Tsukimi (月見), literally means viewing the moon. This festival celebrates the abundance harvest and the beauty of the full moon. On the same day, you can also see bunnies on the moon pounding mochi (glutinous rice cake).


According to the lunar calendar, the fifteenth day of every month has the fullest moon. However, the moon is the fullest and the biggest on the fifteenth night of the eighth month on the lunar calendar, which was on the September 13 this year. That specific full moon is also called harvest moon.

The festival has been around for a long time, but in the beginning, only royal families would appreciate the full moon and have celebrations for it. This tradition could trace back to Nara and Heian periods when the aristocrats enjoy moon-viewing parties while composing poetries.

In Edo period, tsukimi is popularized among farmers and it was closely related to the autumn festival, which involves celebrating the abundance harvests and offering deities their fresh crops.

The first astronauts are bunnies


How did the bunnies get on the moon? Legend has it that the Old Man of the Moon visited earth to test the kindness of three animals: fox, monkey and rabbit.
The Old Man transformed himself in a beggar and asked for the three animals for some food. The fox hunted fish for the beggar, while the monkey gathered food for him. Only rabbit did not go out and search for anything for the Old Man.

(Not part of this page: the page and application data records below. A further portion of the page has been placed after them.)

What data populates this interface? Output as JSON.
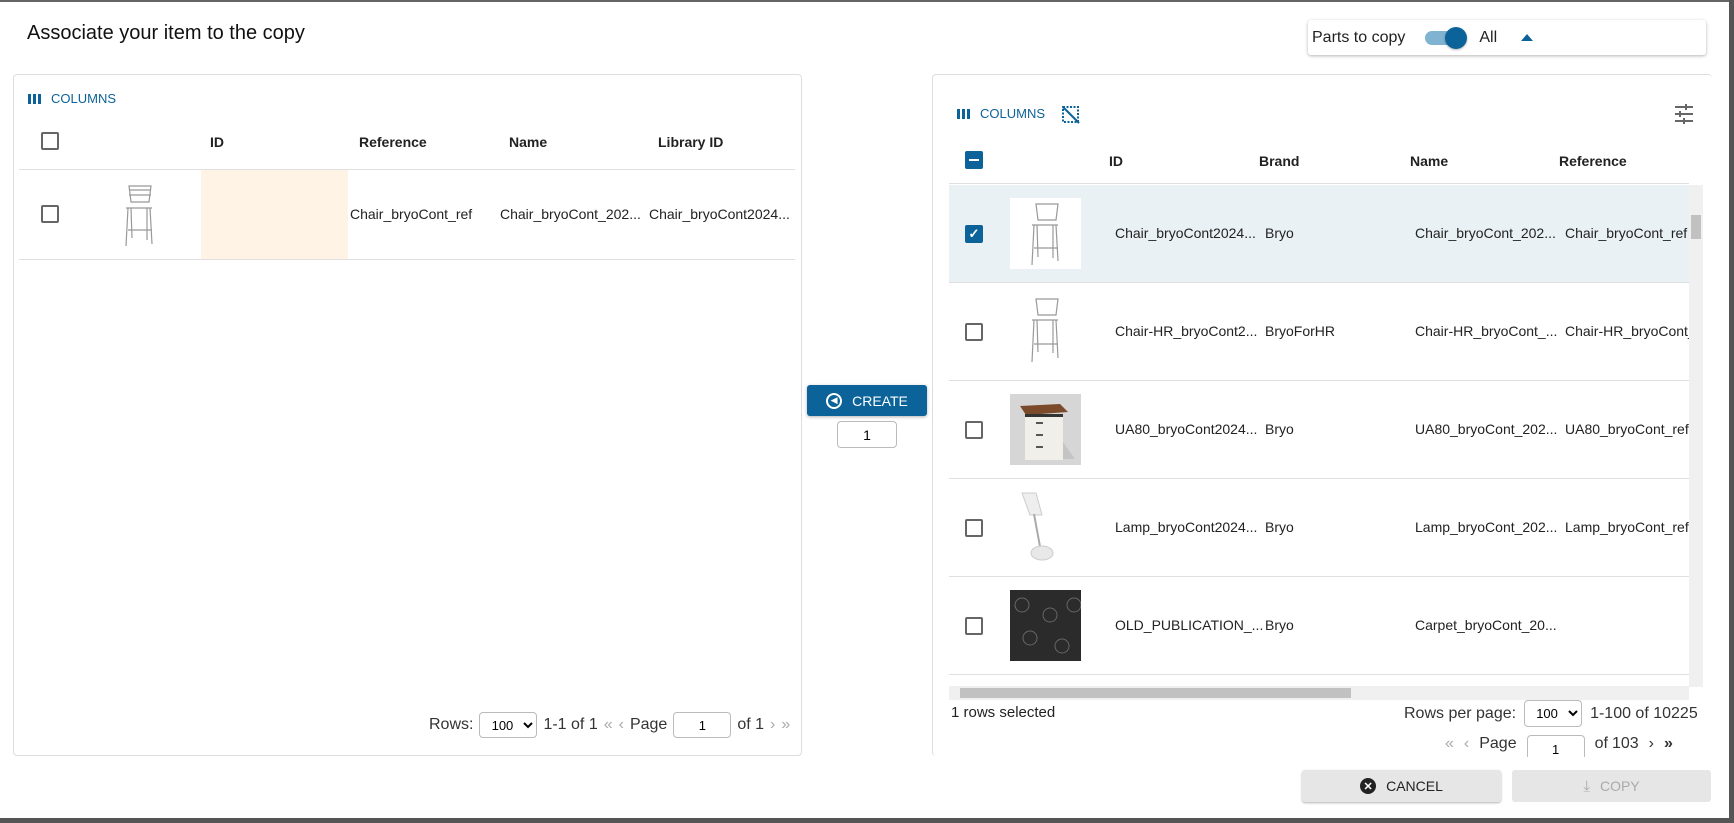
{
  "dialog": {
    "title": "Associate your item to the copy"
  },
  "parts": {
    "label": "Parts to copy",
    "toggle_on": true,
    "value": "All"
  },
  "left": {
    "columns_label": "COLUMNS",
    "headers": [
      "ID",
      "Reference",
      "Name",
      "Library ID"
    ],
    "rows": [
      {
        "id": "",
        "reference": "Chair_bryoCont_ref",
        "name": "Chair_bryoCont_202...",
        "library_id": "Chair_bryoCont2024...",
        "thumb": "bar-stool"
      }
    ],
    "pagination": {
      "rows_label": "Rows:",
      "rows_value": "100",
      "range": "1-1 of 1",
      "page_label": "Page",
      "page": "1",
      "of": "of 1",
      "first": "«",
      "prev": "‹",
      "next": "›",
      "last": "»"
    }
  },
  "middle": {
    "create_label": "CREATE",
    "quantity": "1"
  },
  "right": {
    "columns_label": "COLUMNS",
    "headers": [
      "ID",
      "Brand",
      "Name",
      "Reference"
    ],
    "rows": [
      {
        "checked": true,
        "id": "Chair_bryoCont2024...",
        "brand": "Bryo",
        "name": "Chair_bryoCont_202...",
        "reference": "Chair_bryoCont_ref",
        "thumb": "bar-stool"
      },
      {
        "checked": false,
        "id": "Chair-HR_bryoCont2...",
        "brand": "BryoForHR",
        "name": "Chair-HR_bryoCont_...",
        "reference": "Chair-HR_bryoCont_...",
        "thumb": "bar-stool"
      },
      {
        "checked": false,
        "id": "UA80_bryoCont2024...",
        "brand": "Bryo",
        "name": "UA80_bryoCont_202...",
        "reference": "UA80_bryoCont_ref",
        "thumb": "cabinet"
      },
      {
        "checked": false,
        "id": "Lamp_bryoCont2024...",
        "brand": "Bryo",
        "name": "Lamp_bryoCont_202...",
        "reference": "Lamp_bryoCont_ref",
        "thumb": "lamp"
      },
      {
        "checked": false,
        "id": "OLD_PUBLICATION_...",
        "brand": "Bryo",
        "name": "Carpet_bryoCont_20...",
        "reference": "",
        "thumb": "carpet"
      }
    ],
    "selected_text": "1 rows selected",
    "pagination": {
      "rows_label": "Rows per page:",
      "rows_value": "100",
      "range": "1-100 of 10225",
      "page_label": "Page",
      "page": "1",
      "of": "of",
      "total_pages": "103",
      "first": "«",
      "prev": "‹",
      "next": "›",
      "last": "»"
    }
  },
  "footer": {
    "cancel_label": "CANCEL",
    "copy_label": "COPY"
  },
  "colors": {
    "accent": "#0c6399",
    "selected_row": "#eaf1f5",
    "id_cell_highlight": "#fff3e6"
  }
}
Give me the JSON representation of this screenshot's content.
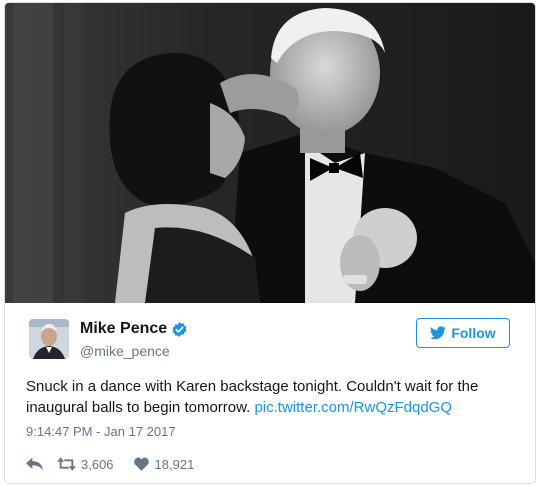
{
  "tweet": {
    "author_name": "Mike Pence",
    "author_handle": "@mike_pence",
    "follow_label": "Follow",
    "text": "Snuck in a dance with Karen backstage tonight. Couldn't wait for the inaugural balls to begin tomorrow.",
    "link_text": "pic.twitter.com/RwQzFdqdGQ",
    "timestamp": "9:14:47 PM - Jan 17 2017",
    "retweet_count": "3,606",
    "like_count": "18,921"
  },
  "colors": {
    "accent": "#1b95e0",
    "secondary_text": "#657786",
    "primary_text": "#14171a",
    "border": "#d8dde2"
  },
  "icons": {
    "verified": "verified-badge-icon",
    "follow": "twitter-bird-icon",
    "reply": "reply-arrow-icon",
    "retweet": "retweet-icon",
    "like": "heart-icon"
  }
}
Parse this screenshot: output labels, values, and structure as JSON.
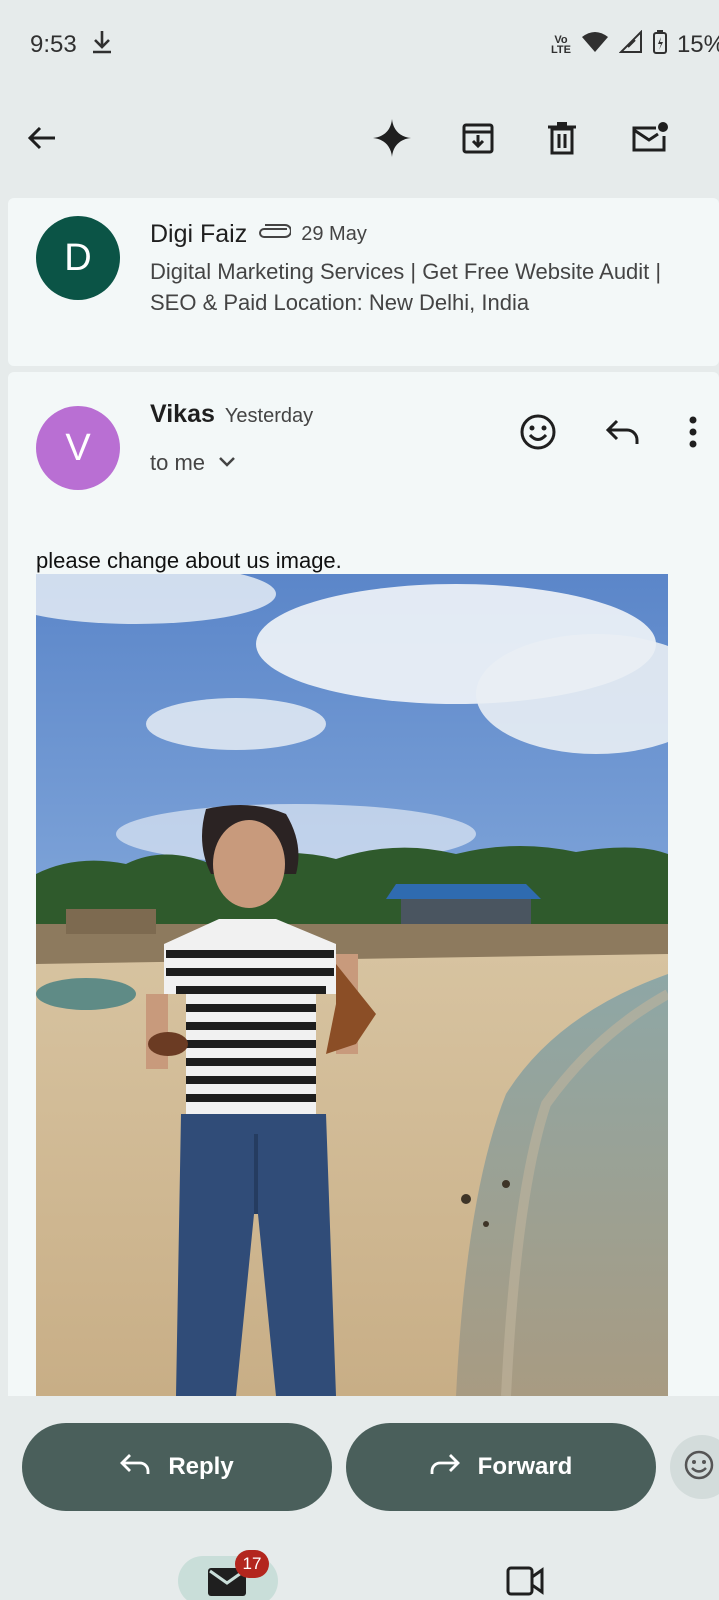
{
  "status_bar": {
    "time": "9:53",
    "network_label_top": "Vo",
    "network_label_bottom": "LTE",
    "battery": "15%"
  },
  "app_bar": {
    "back_icon": "arrow-left-icon",
    "actions": [
      "sparkle-icon",
      "archive-icon",
      "delete-icon",
      "mark-unread-icon"
    ]
  },
  "previous_message": {
    "avatar_letter": "D",
    "avatar_color": "#0b5446",
    "sender": "Digi Faiz",
    "date": "29 May",
    "snippet": "Digital Marketing Services | Get Free Website Audit | SEO & Paid Location: New Delhi, India"
  },
  "current_message": {
    "avatar_letter": "V",
    "avatar_color": "#b96fd3",
    "sender": "Vikas",
    "date": "Yesterday",
    "recipient": "to me",
    "body": "please change about us image."
  },
  "actions": {
    "reply_label": "Reply",
    "forward_label": "Forward"
  },
  "bottom_nav": {
    "mail_badge": "17"
  }
}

The rabbit confessed that he was incapable to hunt fish and gather fruits like the fox and the monkey. So, he decided to sacrifice himself for the beggar to eat.

The Old Man was touched by the bunny’s kind-heartedness. He then transformed back to his original form and brought the bunnies to live with him on the moon and have eternal lives.

Why pounding mochi?

In Japan, it is said that there were rabbits pounding mochi rice cakes with a mallet. One of the explanation is that the word “Mochizuki”, meaning full moon sounds like the word “Mochi-tsuki”, which means pounding mochi. Therefore, people started to associate the two together and created this adorable image of bunnies making mochi.


How to host a moon-viewing party

There are other practices and traditions for this day. Since this festival combines the celebration of harvesting crops, hence giving offerings to the Moon God is one of the traditions. According to a Japanese festival pundit, this is an ancient Shinto tradition where offerings of mochi and crops, including chestnuts and taros, are offered to the Moon God to show gratitude for the fall harvest.

Another practice is to decorate roofs with pampas grass. Pampas grass is usually used as offerings and to welcome the season of fall. People sometimes decorate their house roofs with pampas grass for celebration purpose.

Food-wise, it goes without saying that mochi is one of them. There are more than 10 varieties of mochis in Japan. However, the Tsukimi mochis are plain and only sweetened slightly with sugar.

Chestnut is another dish for Tsukimi because the harvesting season for chestnut usually occurs in the fall. Similar to western culture, pumpkin is also part of the seasonal food. People can go chestnut and pumpkin picking on the day of the celebration.

There are more dishes that takes reference from the full-moon day. Sometimes there are “tsukimi udon” and “tsukimi rice bowls”. These dishes are usually topped with a raw egg. This is because the yolk of an egg reminds people of the full-moon, therefore many restaurants took the reference and created a series of tsukimi dishes.